In our experience, these are the common questions and doubtful points of our Clients.
The labor laws in Australia, as outlined in the Fair Work Act 2009, ensure that Australian workers have certain fundamental rights. These include a minimum wage, paid leave periods, compensation when necessary, and safe working conditions. Additionally, it is specified that employees should not exceed 38 working hours per week.
Employers in Australia have a legal obligation to ensure a safe working environment for their employees. They are also required to have workers’ compensation insurance in case of any workplace accidents. The Australian Government oversees this system, and there are also state and territory laws that regulate workers’ compensation.
Employees in Australia work up to 38 hours a week, which is equivalent to 7.6 hours per day.
The current national minimum wage in Australia is $23.23 per hour or $882.80 per 38 hour week (before tax). Casual employees who are covered by the National Minimum Wage are also entitled to receive at least a 25% casual loading.

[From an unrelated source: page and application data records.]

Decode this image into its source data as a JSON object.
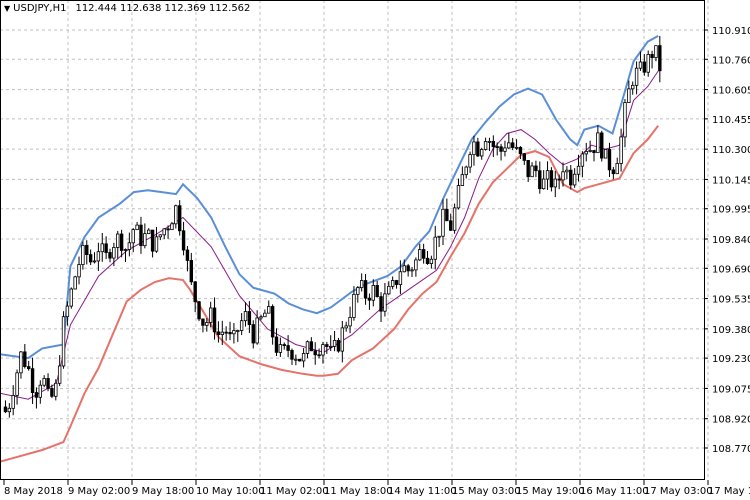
{
  "header": {
    "symbol_timeframe": "USDJPY,H1",
    "ohlc": "112.444 112.638 112.369 112.562"
  },
  "colors": {
    "background": "#ffffff",
    "grid": "#c0c0c0",
    "candles": "#000000",
    "upper_band": "#5a8fd8",
    "lower_band": "#e5736a",
    "middle_line": "#8b1a8b"
  },
  "chart_data": {
    "type": "candlestick",
    "y_axis": {
      "ticks": [
        "110.910",
        "110.760",
        "110.605",
        "110.455",
        "110.300",
        "110.145",
        "109.995",
        "109.840",
        "109.690",
        "109.535",
        "109.380",
        "109.230",
        "109.075",
        "108.920",
        "108.770"
      ],
      "range": [
        108.77,
        110.91
      ],
      "position": "right"
    },
    "x_axis": {
      "ticks": [
        "8 May 2018",
        "9 May 02:00",
        "9 May 18:00",
        "10 May 10:00",
        "11 May 02:00",
        "11 May 18:00",
        "14 May 11:00",
        "15 May 03:00",
        "15 May 19:00",
        "16 May 11:00",
        "17 May 03:00",
        "17 May 19:00"
      ]
    },
    "upper_band": [
      [
        0,
        109.25
      ],
      [
        0.02,
        109.24
      ],
      [
        0.04,
        109.23
      ],
      [
        0.06,
        109.28
      ],
      [
        0.09,
        109.3
      ],
      [
        0.1,
        109.7
      ],
      [
        0.12,
        109.85
      ],
      [
        0.14,
        109.95
      ],
      [
        0.17,
        110.02
      ],
      [
        0.19,
        110.08
      ],
      [
        0.21,
        110.09
      ],
      [
        0.23,
        110.08
      ],
      [
        0.25,
        110.07
      ],
      [
        0.26,
        110.12
      ],
      [
        0.28,
        110.05
      ],
      [
        0.3,
        109.95
      ],
      [
        0.32,
        109.8
      ],
      [
        0.34,
        109.66
      ],
      [
        0.36,
        109.59
      ],
      [
        0.39,
        109.56
      ],
      [
        0.41,
        109.51
      ],
      [
        0.43,
        109.48
      ],
      [
        0.45,
        109.46
      ],
      [
        0.47,
        109.49
      ],
      [
        0.5,
        109.57
      ],
      [
        0.52,
        109.61
      ],
      [
        0.55,
        109.65
      ],
      [
        0.57,
        109.7
      ],
      [
        0.59,
        109.8
      ],
      [
        0.61,
        109.88
      ],
      [
        0.63,
        110.05
      ],
      [
        0.65,
        110.2
      ],
      [
        0.67,
        110.35
      ],
      [
        0.69,
        110.44
      ],
      [
        0.71,
        110.52
      ],
      [
        0.73,
        110.58
      ],
      [
        0.75,
        110.61
      ],
      [
        0.77,
        110.58
      ],
      [
        0.79,
        110.45
      ],
      [
        0.81,
        110.35
      ],
      [
        0.82,
        110.32
      ],
      [
        0.83,
        110.4
      ],
      [
        0.85,
        110.42
      ],
      [
        0.87,
        110.38
      ],
      [
        0.88,
        110.5
      ],
      [
        0.9,
        110.75
      ],
      [
        0.92,
        110.85
      ],
      [
        0.935,
        110.88
      ]
    ],
    "lower_band": [
      [
        0,
        108.7
      ],
      [
        0.02,
        108.72
      ],
      [
        0.04,
        108.74
      ],
      [
        0.06,
        108.76
      ],
      [
        0.09,
        108.8
      ],
      [
        0.1,
        108.88
      ],
      [
        0.12,
        109.05
      ],
      [
        0.14,
        109.18
      ],
      [
        0.16,
        109.35
      ],
      [
        0.18,
        109.52
      ],
      [
        0.2,
        109.58
      ],
      [
        0.22,
        109.62
      ],
      [
        0.24,
        109.64
      ],
      [
        0.26,
        109.63
      ],
      [
        0.27,
        109.58
      ],
      [
        0.29,
        109.46
      ],
      [
        0.31,
        109.34
      ],
      [
        0.34,
        109.24
      ],
      [
        0.37,
        109.2
      ],
      [
        0.4,
        109.17
      ],
      [
        0.43,
        109.15
      ],
      [
        0.45,
        109.14
      ],
      [
        0.46,
        109.14
      ],
      [
        0.48,
        109.15
      ],
      [
        0.5,
        109.22
      ],
      [
        0.53,
        109.28
      ],
      [
        0.56,
        109.38
      ],
      [
        0.58,
        109.48
      ],
      [
        0.6,
        109.56
      ],
      [
        0.62,
        109.62
      ],
      [
        0.64,
        109.75
      ],
      [
        0.66,
        109.87
      ],
      [
        0.68,
        110.02
      ],
      [
        0.7,
        110.13
      ],
      [
        0.72,
        110.2
      ],
      [
        0.74,
        110.27
      ],
      [
        0.76,
        110.29
      ],
      [
        0.78,
        110.26
      ],
      [
        0.8,
        110.12
      ],
      [
        0.82,
        110.08
      ],
      [
        0.83,
        110.1
      ],
      [
        0.85,
        110.12
      ],
      [
        0.87,
        110.14
      ],
      [
        0.88,
        110.15
      ],
      [
        0.9,
        110.28
      ],
      [
        0.92,
        110.35
      ],
      [
        0.935,
        110.42
      ]
    ],
    "middle_line": [
      [
        0,
        109.05
      ],
      [
        0.04,
        109.02
      ],
      [
        0.08,
        109.1
      ],
      [
        0.1,
        109.4
      ],
      [
        0.14,
        109.65
      ],
      [
        0.18,
        109.78
      ],
      [
        0.22,
        109.86
      ],
      [
        0.26,
        109.95
      ],
      [
        0.3,
        109.8
      ],
      [
        0.34,
        109.55
      ],
      [
        0.38,
        109.38
      ],
      [
        0.42,
        109.3
      ],
      [
        0.46,
        109.26
      ],
      [
        0.5,
        109.35
      ],
      [
        0.54,
        109.48
      ],
      [
        0.58,
        109.58
      ],
      [
        0.62,
        109.68
      ],
      [
        0.64,
        109.8
      ],
      [
        0.66,
        109.95
      ],
      [
        0.68,
        110.15
      ],
      [
        0.7,
        110.3
      ],
      [
        0.72,
        110.38
      ],
      [
        0.74,
        110.4
      ],
      [
        0.76,
        110.35
      ],
      [
        0.78,
        110.28
      ],
      [
        0.8,
        110.22
      ],
      [
        0.82,
        110.25
      ],
      [
        0.84,
        110.32
      ],
      [
        0.86,
        110.3
      ],
      [
        0.88,
        110.32
      ],
      [
        0.9,
        110.55
      ],
      [
        0.92,
        110.62
      ],
      [
        0.935,
        110.7
      ]
    ],
    "candle_close_path": [
      [
        0,
        108.98
      ],
      [
        0.01,
        108.95
      ],
      [
        0.02,
        109.1
      ],
      [
        0.03,
        109.25
      ],
      [
        0.04,
        109.18
      ],
      [
        0.05,
        109.05
      ],
      [
        0.06,
        109.15
      ],
      [
        0.07,
        109.0
      ],
      [
        0.08,
        109.08
      ],
      [
        0.09,
        109.4
      ],
      [
        0.1,
        109.55
      ],
      [
        0.11,
        109.7
      ],
      [
        0.12,
        109.78
      ],
      [
        0.13,
        109.72
      ],
      [
        0.14,
        109.8
      ],
      [
        0.15,
        109.74
      ],
      [
        0.16,
        109.82
      ],
      [
        0.17,
        109.85
      ],
      [
        0.18,
        109.78
      ],
      [
        0.19,
        109.9
      ],
      [
        0.2,
        109.84
      ],
      [
        0.21,
        109.86
      ],
      [
        0.22,
        109.8
      ],
      [
        0.23,
        109.88
      ],
      [
        0.24,
        109.92
      ],
      [
        0.25,
        110.0
      ],
      [
        0.26,
        109.85
      ],
      [
        0.27,
        109.62
      ],
      [
        0.28,
        109.5
      ],
      [
        0.29,
        109.4
      ],
      [
        0.3,
        109.45
      ],
      [
        0.31,
        109.35
      ],
      [
        0.32,
        109.38
      ],
      [
        0.33,
        109.3
      ],
      [
        0.34,
        109.4
      ],
      [
        0.35,
        109.45
      ],
      [
        0.36,
        109.35
      ],
      [
        0.37,
        109.42
      ],
      [
        0.38,
        109.48
      ],
      [
        0.39,
        109.3
      ],
      [
        0.4,
        109.25
      ],
      [
        0.41,
        109.28
      ],
      [
        0.42,
        109.25
      ],
      [
        0.43,
        109.22
      ],
      [
        0.44,
        109.3
      ],
      [
        0.45,
        109.28
      ],
      [
        0.46,
        109.32
      ],
      [
        0.47,
        109.25
      ],
      [
        0.48,
        109.3
      ],
      [
        0.49,
        109.4
      ],
      [
        0.5,
        109.5
      ],
      [
        0.51,
        109.6
      ],
      [
        0.52,
        109.55
      ],
      [
        0.53,
        109.58
      ],
      [
        0.54,
        109.5
      ],
      [
        0.55,
        109.55
      ],
      [
        0.56,
        109.6
      ],
      [
        0.57,
        109.7
      ],
      [
        0.58,
        109.68
      ],
      [
        0.59,
        109.72
      ],
      [
        0.6,
        109.8
      ],
      [
        0.61,
        109.75
      ],
      [
        0.62,
        109.85
      ],
      [
        0.63,
        109.95
      ],
      [
        0.64,
        109.9
      ],
      [
        0.65,
        110.05
      ],
      [
        0.66,
        110.2
      ],
      [
        0.67,
        110.35
      ],
      [
        0.68,
        110.3
      ],
      [
        0.69,
        110.38
      ],
      [
        0.7,
        110.32
      ],
      [
        0.71,
        110.28
      ],
      [
        0.72,
        110.35
      ],
      [
        0.73,
        110.3
      ],
      [
        0.74,
        110.25
      ],
      [
        0.75,
        110.18
      ],
      [
        0.76,
        110.2
      ],
      [
        0.77,
        110.12
      ],
      [
        0.78,
        110.15
      ],
      [
        0.79,
        110.1
      ],
      [
        0.8,
        110.22
      ],
      [
        0.81,
        110.15
      ],
      [
        0.82,
        110.25
      ],
      [
        0.83,
        110.32
      ],
      [
        0.84,
        110.3
      ],
      [
        0.85,
        110.35
      ],
      [
        0.86,
        110.25
      ],
      [
        0.87,
        110.2
      ],
      [
        0.88,
        110.3
      ],
      [
        0.89,
        110.55
      ],
      [
        0.9,
        110.68
      ],
      [
        0.91,
        110.7
      ],
      [
        0.92,
        110.75
      ],
      [
        0.93,
        110.82
      ],
      [
        0.935,
        110.72
      ]
    ]
  }
}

Overtime in Australia is paid according to the Award. Employees are entitled to receive 150% of the minimum hourly rate for the first 2 hours of overtime worked from Monday to Saturday and 200% of the minimum hourly rate for any additional hours. On Sundays, employees are paid 200% of the minimum hourly rate for all hours worked.
Employers and employees in Australia are required to adhere to the notice period when terminating employment unless there is serious misconduct involved. In such cases, employees may receive payment in lieu of notice. The notice period varies depending on the length of service: employees with less than 1 year of service are entitled to 1 week’s notice, while those with more than 1 but less than 3 years of service are entitled to 2 weeks’ notice.
To terminate an employee in Australia, employers must provide written notice of the day of termination. The notice period varies based on the length of service and enterprise agreements. The requirements for termination are as follows:
– Employees with less than one year of service are entitled to one week’s notice.
– Employees with more than one but less than three years of service are entitled to two weeks’ notice.
Alternatively, employers can choose to pay employees in lieu of notice, and this payment must include superannuation. It is important to note that immediate termination is only allowed for serious misconduct, which is defined as conduct that damages the trust between the employer and employee. Employers must also have a valid reason for dismissing an employee, such as poor performance or conduct.
When an employee quits in Australia, their final termination pay should be paid within seven days. This payment should include any outstanding salary up to the termination date, accrued but untaken annual leave, and if applicable, long service leave entitlements. Additionally, the employee should receive payment in respect of their notice period if it is being paid in lieu.
Contact us for help with hiring employees in Australia.
Entering the Australian market presents businesses with a host of opportunities. Inevitably, growing business may need to consider hiring employees. The Australian labor market and its rules can be complicated to navigate. When starting your move to into markets ‘down under,’ contact Biz Latin Hub for all your commercial representation and back office needs
Biz Latin Hub’s award for Business Excellence by the Australian-Latin America Business Council demonstrates the support we receive from Australian institutions to connect businesses and support start-ups in the region.
Reach out to us for assistance in navigating Latin American and Oceanian markets.
The information provided here within should not be construed as formal guidance or advice. Please consult a professional for your specific situation. Information provided is for informative purposes only and may not capture all pertinent laws, standards, and best practices. The regulatory landscape is continually evolving; information mentioned may be outdated and/or could undergo changes. The interpretations presented are not official. Some sections are based on the interpretations or views of relevant authorities, but we cannot ensure that these perspectives will be supported in all professional settings.